Collection entries
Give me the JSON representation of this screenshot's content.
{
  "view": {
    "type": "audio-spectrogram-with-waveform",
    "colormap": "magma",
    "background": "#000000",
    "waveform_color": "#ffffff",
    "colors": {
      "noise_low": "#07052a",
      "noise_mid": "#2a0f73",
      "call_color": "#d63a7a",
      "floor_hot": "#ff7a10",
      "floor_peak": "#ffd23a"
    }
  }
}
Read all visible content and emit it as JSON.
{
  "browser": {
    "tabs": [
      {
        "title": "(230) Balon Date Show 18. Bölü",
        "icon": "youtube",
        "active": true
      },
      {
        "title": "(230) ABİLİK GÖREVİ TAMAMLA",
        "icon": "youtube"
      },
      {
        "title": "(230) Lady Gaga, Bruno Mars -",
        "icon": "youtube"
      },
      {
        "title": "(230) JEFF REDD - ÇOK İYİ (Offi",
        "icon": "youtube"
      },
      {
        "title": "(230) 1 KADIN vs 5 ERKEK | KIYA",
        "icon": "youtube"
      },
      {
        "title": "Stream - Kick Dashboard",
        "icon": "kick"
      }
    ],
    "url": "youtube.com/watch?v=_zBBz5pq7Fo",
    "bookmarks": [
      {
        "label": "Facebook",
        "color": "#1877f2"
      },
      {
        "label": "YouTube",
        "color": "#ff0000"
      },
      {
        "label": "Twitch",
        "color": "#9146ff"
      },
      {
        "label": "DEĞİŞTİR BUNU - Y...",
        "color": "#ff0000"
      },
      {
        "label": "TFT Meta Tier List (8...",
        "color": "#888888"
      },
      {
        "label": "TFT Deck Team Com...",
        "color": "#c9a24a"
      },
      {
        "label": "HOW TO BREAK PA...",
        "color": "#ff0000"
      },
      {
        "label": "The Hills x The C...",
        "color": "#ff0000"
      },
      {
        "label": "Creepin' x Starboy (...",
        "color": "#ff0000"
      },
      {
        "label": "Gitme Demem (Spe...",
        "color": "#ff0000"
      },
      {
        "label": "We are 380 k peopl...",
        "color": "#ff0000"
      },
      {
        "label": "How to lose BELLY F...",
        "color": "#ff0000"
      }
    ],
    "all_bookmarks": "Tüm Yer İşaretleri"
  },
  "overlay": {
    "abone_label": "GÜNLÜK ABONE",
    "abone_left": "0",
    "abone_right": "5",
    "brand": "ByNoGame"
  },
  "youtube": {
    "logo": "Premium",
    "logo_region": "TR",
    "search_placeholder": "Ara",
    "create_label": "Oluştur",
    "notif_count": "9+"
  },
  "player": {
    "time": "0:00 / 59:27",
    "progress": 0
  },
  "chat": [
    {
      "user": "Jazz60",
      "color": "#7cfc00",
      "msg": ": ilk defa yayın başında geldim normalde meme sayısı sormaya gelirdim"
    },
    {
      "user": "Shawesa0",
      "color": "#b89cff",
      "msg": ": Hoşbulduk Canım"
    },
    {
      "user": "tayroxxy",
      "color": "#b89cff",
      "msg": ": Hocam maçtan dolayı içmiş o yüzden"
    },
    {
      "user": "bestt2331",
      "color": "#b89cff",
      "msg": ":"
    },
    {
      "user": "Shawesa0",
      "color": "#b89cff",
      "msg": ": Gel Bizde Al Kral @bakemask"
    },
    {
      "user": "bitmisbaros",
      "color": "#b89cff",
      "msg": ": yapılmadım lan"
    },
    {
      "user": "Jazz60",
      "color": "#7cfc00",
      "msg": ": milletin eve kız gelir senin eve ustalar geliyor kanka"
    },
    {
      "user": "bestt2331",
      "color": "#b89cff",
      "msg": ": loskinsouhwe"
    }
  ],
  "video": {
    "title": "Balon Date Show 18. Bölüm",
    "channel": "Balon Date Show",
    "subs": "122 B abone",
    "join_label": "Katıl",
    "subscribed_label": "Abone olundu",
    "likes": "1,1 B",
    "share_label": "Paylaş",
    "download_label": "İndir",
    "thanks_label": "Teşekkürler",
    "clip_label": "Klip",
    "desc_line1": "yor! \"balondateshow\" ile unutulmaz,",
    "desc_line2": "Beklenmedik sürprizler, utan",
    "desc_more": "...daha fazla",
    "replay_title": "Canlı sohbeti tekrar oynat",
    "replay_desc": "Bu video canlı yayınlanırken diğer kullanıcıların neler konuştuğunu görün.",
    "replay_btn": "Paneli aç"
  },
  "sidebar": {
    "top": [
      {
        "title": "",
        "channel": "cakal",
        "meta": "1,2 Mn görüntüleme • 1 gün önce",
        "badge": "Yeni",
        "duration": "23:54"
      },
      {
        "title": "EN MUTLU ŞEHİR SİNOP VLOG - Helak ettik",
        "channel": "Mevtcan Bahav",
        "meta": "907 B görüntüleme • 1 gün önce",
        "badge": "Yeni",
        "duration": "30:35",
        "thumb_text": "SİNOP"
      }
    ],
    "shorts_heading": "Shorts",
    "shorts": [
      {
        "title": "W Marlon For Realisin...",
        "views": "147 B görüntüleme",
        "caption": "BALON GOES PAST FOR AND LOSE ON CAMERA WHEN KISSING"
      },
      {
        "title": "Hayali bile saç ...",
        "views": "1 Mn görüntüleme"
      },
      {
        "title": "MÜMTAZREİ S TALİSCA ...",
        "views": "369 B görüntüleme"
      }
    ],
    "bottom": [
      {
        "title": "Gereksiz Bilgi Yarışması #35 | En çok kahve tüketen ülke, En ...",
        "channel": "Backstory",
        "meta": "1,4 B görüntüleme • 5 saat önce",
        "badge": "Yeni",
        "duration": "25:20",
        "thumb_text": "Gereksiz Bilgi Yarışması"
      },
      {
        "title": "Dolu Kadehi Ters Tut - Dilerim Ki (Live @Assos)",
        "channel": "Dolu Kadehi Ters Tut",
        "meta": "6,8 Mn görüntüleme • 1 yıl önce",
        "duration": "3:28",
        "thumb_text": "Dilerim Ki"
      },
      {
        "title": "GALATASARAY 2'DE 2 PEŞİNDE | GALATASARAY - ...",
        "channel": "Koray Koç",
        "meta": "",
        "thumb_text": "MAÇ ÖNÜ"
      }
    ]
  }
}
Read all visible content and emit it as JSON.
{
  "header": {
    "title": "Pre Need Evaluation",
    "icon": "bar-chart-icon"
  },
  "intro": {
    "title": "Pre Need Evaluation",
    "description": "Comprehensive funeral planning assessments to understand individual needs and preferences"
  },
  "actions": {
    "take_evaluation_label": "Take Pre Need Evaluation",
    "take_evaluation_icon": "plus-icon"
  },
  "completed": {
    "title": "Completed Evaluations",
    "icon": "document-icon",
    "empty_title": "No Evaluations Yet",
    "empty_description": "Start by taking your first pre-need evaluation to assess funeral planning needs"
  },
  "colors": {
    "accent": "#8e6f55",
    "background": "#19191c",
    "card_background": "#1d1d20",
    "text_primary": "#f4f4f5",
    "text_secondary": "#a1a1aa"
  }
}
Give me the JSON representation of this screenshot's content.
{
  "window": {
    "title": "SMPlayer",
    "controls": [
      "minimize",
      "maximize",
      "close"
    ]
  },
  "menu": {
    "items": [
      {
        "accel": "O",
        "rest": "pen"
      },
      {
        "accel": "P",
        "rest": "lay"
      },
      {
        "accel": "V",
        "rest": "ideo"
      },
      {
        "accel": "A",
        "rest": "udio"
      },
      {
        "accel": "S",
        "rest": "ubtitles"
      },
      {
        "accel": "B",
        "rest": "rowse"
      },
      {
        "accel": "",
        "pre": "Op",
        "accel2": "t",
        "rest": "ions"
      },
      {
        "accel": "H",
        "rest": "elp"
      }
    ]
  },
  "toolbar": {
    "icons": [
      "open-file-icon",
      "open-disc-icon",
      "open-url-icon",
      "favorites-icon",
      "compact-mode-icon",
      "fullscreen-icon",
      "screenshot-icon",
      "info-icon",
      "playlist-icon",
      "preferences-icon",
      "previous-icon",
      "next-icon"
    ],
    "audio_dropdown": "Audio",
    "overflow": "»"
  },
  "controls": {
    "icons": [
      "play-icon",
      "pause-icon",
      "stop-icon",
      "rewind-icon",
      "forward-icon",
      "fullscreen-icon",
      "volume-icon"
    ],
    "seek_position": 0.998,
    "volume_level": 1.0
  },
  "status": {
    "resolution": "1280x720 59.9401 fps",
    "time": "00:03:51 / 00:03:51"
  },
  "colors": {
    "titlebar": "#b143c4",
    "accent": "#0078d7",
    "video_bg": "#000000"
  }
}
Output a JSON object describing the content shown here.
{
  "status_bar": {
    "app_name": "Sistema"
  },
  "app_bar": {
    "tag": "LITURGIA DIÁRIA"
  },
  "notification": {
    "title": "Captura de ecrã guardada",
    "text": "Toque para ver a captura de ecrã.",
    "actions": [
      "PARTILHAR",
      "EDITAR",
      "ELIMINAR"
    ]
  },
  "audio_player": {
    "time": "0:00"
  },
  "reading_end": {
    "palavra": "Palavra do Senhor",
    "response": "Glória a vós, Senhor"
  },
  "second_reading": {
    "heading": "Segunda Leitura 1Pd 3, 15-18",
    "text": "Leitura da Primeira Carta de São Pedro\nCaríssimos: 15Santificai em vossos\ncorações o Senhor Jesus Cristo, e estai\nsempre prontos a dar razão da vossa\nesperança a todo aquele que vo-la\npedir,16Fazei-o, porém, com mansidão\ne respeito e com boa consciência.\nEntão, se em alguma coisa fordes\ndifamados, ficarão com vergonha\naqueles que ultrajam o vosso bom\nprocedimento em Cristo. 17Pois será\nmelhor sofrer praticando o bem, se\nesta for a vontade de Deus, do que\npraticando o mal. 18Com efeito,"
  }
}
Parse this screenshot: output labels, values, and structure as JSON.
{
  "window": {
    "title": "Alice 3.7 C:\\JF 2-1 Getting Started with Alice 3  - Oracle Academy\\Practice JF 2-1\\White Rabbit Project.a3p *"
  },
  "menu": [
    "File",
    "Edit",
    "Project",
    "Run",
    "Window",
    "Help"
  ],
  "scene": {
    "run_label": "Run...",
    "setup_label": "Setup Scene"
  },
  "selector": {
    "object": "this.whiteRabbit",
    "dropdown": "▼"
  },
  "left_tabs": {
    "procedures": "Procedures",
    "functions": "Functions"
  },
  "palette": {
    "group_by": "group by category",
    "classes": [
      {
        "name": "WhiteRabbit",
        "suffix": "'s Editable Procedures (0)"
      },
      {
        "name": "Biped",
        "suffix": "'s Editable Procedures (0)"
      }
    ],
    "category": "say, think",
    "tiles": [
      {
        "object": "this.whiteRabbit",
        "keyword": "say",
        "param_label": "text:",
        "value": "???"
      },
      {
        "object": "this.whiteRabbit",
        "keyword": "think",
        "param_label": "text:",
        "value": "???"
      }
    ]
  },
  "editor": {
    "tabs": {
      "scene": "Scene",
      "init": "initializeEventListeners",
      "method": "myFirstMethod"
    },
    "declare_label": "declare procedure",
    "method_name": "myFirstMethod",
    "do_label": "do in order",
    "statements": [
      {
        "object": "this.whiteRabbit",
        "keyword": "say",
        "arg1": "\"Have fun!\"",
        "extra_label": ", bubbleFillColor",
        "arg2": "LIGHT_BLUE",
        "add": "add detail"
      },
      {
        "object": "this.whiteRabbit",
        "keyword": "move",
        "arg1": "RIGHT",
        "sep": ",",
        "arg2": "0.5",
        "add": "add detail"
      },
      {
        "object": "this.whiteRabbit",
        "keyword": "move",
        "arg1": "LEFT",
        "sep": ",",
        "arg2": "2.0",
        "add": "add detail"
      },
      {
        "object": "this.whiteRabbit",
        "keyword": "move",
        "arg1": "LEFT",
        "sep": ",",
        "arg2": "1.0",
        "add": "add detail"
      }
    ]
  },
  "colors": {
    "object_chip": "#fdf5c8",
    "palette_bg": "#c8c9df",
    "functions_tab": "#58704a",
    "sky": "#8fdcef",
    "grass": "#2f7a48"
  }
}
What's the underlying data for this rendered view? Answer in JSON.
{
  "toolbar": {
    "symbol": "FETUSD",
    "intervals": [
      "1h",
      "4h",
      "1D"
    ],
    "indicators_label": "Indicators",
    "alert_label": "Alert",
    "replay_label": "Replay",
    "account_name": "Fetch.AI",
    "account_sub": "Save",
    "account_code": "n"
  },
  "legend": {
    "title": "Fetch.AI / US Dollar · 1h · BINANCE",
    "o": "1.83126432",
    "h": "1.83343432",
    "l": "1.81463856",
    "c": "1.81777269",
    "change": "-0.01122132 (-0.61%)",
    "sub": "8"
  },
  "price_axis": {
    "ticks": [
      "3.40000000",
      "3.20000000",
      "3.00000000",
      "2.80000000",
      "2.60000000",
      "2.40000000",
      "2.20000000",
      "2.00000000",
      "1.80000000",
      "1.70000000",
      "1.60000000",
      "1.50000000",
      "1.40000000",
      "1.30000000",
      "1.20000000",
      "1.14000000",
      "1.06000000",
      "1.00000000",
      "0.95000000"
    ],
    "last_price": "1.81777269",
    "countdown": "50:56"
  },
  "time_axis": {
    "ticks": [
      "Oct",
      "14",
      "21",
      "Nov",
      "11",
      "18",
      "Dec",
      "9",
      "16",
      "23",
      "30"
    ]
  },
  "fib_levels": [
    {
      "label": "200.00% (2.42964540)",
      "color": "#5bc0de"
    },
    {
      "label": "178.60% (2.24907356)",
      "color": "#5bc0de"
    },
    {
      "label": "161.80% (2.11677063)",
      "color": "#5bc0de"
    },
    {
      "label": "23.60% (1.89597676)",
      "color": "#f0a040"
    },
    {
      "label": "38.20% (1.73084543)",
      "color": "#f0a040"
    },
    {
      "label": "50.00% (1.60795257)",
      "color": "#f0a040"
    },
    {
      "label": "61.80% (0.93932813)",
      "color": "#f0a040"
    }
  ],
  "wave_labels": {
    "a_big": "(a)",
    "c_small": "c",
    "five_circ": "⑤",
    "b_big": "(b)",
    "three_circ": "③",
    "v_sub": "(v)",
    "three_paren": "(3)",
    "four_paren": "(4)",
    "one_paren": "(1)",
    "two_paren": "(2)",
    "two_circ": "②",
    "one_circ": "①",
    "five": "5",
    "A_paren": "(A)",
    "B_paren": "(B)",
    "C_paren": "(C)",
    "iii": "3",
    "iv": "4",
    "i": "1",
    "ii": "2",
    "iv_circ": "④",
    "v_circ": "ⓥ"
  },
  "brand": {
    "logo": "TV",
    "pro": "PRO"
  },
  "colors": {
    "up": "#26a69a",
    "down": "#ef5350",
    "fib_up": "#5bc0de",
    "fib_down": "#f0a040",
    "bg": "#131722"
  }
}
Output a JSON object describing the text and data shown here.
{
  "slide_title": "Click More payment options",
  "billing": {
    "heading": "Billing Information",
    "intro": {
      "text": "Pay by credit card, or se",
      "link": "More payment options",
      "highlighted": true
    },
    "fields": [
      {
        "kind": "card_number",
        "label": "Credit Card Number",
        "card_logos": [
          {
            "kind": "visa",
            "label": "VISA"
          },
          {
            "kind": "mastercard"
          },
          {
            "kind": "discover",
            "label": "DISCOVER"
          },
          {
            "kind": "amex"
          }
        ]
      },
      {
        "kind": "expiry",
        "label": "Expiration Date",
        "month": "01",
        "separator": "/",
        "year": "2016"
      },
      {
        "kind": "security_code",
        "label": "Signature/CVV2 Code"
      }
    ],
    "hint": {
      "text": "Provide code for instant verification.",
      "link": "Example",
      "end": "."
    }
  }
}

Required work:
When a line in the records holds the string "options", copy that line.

Output of the exercise:
  "slide_title": "Click More payment options",
      "link": "More payment options",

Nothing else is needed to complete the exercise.